Response by the Minister of Health

Signed by (Minister or Parliamentary Secretary): Jennifer O'Connell

The Government of Canada recognizes the importance of patients having access to drugs that may help treat their serious or life-threatening conditions, including those with rare diseases such as Amyotrophic Lateral Sclerosis (ALS), and is committed to supporting Canadians’ access to safe and effective health products.

In Canada, the management of pharmaceuticals is a shared responsibility among the federal, provincial and territorial governments. The federal government is responsible for assessing the safety, efficacy and quality of drugs before authorizing them for sale in Canada. The provincial and territorial governments are responsible for the delivery of health care for their residents, including determining which drugs are reimbursed and under what conditions for their eligible populations.

The Government of Canada has made a commitment to improve access to medications. The Regulatory Review of Drugs and Devices Initiative, and now the Regulatory Innovation Agenda, will make regulatory processes more efficient and better able to meet the needs of the health care system.

This plan includes providing more timely access to drugs by:

  • expanding the priority review process, to decrease review time for products needed by the health care system, including drugs for rare diseases;
  • renewing the Special Access Programme to improve access to products that are not now authorized for sale in Canada;
  • improving access to generics, biosimilar drugs and biologics by ensuring more timely review of these products;
  • modernizing clinical trial regulations;
  • enabling advanced therapeutic products;
  • enacting agile licensing for drugs and medical devices; and,
  • enhancing the way Health Canada provides health information to Canadians on mobile.

Moving forward, we will continue to engage with stakeholders and Canadians, build on lessons learned from the temporary agile measures in place, and consult on all proposed policy and regulatory approaches as they are developed.

Once approval for sale has been issued by Health Canada, provincial and territorial drugs plans then decide if the drug will be eligible for public reimbursement.

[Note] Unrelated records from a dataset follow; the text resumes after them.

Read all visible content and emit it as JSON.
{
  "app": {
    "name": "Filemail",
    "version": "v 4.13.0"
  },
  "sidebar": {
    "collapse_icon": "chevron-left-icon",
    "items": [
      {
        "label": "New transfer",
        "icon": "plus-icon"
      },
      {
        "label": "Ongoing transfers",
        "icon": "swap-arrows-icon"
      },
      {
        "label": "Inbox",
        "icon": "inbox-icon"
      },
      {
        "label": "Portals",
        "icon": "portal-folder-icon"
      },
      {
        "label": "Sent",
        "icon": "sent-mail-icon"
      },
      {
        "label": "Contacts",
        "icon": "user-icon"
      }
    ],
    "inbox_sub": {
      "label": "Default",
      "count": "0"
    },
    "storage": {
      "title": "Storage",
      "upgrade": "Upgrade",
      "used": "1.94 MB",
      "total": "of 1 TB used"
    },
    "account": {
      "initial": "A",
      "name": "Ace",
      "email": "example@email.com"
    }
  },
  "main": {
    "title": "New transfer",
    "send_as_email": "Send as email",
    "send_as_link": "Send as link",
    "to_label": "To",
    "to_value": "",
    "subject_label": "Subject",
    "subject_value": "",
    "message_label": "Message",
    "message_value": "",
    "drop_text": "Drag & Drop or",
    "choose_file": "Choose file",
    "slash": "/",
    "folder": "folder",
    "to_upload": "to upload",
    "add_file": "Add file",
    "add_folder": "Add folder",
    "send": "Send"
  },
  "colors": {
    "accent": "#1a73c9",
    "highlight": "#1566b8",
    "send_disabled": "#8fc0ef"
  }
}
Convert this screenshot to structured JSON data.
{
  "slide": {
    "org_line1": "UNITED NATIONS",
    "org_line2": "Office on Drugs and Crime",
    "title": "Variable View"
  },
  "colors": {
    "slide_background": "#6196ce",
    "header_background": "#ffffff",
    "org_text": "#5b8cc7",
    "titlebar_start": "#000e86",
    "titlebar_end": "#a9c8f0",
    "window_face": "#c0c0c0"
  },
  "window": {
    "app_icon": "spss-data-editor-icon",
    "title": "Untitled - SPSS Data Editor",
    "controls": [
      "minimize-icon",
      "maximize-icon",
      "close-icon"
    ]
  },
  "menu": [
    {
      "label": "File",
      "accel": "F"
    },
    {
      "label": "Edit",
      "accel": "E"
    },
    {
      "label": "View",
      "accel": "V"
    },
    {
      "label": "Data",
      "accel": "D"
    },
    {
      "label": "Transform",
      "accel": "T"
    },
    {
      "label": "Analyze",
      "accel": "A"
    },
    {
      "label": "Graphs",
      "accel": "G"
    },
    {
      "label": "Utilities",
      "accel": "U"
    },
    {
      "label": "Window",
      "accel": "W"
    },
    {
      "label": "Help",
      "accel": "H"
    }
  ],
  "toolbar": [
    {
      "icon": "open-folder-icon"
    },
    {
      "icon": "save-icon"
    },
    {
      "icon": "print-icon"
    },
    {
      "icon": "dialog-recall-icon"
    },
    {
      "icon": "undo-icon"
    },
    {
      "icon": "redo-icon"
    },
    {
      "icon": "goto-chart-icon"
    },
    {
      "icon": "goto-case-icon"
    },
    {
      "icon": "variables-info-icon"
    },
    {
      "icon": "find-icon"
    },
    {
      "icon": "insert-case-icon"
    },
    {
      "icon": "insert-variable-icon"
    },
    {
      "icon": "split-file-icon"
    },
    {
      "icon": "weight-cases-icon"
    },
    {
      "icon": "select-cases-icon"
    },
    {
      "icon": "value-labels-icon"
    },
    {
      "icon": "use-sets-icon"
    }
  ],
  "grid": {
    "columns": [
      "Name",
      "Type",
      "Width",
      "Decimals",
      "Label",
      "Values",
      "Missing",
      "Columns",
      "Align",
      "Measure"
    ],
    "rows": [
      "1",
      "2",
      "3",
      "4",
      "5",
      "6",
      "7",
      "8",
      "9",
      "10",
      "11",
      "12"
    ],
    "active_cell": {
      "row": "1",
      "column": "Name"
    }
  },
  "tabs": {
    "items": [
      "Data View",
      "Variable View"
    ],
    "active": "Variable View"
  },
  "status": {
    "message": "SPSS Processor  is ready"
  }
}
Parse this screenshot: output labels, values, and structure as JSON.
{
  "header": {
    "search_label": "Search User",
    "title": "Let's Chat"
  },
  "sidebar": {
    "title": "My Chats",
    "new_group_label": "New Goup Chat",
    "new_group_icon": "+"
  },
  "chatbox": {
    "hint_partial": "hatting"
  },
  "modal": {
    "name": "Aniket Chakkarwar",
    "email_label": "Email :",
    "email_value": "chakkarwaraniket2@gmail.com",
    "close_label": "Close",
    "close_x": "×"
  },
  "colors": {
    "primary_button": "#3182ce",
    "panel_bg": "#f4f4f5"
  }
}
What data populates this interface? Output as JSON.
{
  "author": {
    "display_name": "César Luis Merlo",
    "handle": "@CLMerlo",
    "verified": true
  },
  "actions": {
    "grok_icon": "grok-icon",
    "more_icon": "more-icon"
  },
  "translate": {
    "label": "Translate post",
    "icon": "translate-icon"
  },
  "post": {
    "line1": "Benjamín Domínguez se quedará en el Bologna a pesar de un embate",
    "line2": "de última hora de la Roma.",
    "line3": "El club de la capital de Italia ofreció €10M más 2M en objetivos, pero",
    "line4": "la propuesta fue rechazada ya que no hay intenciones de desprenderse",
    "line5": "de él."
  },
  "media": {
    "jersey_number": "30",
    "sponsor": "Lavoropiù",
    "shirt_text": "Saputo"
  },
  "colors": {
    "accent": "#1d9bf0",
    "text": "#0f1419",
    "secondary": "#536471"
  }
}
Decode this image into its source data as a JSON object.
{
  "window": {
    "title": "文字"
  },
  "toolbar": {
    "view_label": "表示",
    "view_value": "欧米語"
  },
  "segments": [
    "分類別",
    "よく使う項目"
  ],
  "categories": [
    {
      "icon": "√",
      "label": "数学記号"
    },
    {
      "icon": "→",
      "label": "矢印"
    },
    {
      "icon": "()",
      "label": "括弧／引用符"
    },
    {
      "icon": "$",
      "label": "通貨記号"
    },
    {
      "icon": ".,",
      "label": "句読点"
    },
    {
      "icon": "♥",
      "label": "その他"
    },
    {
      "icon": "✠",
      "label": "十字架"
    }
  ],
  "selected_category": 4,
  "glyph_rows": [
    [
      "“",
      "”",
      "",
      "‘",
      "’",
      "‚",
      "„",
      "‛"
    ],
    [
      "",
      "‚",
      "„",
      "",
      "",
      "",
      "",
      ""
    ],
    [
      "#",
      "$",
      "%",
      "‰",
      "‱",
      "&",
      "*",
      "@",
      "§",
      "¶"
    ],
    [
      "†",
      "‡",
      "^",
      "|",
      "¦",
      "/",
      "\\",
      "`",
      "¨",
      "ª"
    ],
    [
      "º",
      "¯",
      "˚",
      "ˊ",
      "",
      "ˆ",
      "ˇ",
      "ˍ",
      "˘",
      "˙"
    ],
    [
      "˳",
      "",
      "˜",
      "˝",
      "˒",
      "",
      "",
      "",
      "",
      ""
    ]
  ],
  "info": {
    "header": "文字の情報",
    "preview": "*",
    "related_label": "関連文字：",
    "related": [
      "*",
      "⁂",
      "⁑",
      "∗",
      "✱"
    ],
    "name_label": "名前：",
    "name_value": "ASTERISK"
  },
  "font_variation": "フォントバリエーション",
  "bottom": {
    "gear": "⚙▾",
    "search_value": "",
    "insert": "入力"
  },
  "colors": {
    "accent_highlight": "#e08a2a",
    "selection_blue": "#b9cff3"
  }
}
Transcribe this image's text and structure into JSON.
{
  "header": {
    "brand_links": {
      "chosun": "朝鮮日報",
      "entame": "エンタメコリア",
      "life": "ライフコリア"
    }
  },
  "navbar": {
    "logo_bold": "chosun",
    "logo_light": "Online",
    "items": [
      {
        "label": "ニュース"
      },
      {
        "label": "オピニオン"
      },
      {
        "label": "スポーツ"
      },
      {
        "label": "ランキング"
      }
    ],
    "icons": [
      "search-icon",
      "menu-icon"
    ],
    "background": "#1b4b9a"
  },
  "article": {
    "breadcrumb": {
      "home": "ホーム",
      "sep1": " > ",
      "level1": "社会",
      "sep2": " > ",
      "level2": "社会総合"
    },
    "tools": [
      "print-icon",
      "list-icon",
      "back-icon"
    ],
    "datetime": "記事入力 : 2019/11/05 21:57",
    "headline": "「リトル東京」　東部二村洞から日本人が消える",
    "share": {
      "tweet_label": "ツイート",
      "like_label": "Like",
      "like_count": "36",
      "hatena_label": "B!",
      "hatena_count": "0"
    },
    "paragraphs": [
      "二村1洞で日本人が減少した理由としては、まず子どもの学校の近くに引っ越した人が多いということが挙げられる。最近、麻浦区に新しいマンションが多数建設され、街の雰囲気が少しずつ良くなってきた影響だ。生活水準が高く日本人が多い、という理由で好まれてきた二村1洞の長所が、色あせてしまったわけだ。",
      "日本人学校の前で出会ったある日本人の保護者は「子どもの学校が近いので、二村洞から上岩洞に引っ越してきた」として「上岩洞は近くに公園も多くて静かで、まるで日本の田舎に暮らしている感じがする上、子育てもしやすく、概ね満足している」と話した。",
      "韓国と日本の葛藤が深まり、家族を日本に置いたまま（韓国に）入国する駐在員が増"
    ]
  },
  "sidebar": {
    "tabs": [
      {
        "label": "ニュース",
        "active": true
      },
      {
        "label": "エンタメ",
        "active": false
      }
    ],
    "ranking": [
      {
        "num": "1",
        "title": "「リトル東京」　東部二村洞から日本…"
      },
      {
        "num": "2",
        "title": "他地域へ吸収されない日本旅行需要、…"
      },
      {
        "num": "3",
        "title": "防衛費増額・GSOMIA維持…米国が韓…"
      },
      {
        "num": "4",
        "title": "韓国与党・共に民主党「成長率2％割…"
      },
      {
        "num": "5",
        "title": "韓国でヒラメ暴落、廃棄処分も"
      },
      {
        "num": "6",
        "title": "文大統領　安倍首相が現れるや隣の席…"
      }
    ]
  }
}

To help inform this decision, public drug plans use the recommendations and advice of the Canadian Agency for Drugs and Technologies in Health’s (CADTH) Common Drug Review and, in Quebec, the Institut national d’excellence en santé et en services sociaux (INESSS). Health Canada, along with CADTH and INESSS, has introduced an option for sponsors to seek aligned reviews for submissions. This aligned review process reduces time lags between the market authorization of a drug and the Health Technology Assessments (HTAs) performed by CADTH and INESSS which support its listing on a public plan.

Budget 2019 proposed to invest up to $1 billion over two years, starting in 2022-2023, with up to $500 million per year ongoing, to help Canadians with rare diseases access the drugs they need. We recognize that, for many Canadians who require prescription drugs to treat rare diseases, the cost of these medications can be astronomically high.

To support the development of a national strategy for high-cost drugs for rare diseases, a public and stakeholder engagement process was launched in early 2021 and concluded on March 26th, 2021. A What We Heard report summarizing key themes and feedback that emerged during the public and stakeholder engagement will be published in spring 2021.

The Government of Canada will continue working with provinces, territories and other partners to lower the costs of medications and improve access. 

Open for signature
November 6, 2020, at 2:13 p.m. (EDT)
Closed for signature
January 5, 2021, at 2:13 p.m. (EDT)
Presented to the House of Commons
Heather McPherson (Edmonton Strathcona)
March 11, 2021 (Petition No. 432-00652)
Government response tabled
April 26, 2021
Photo - Heather McPherson
Edmonton Strathcona
New Democratic Party Caucus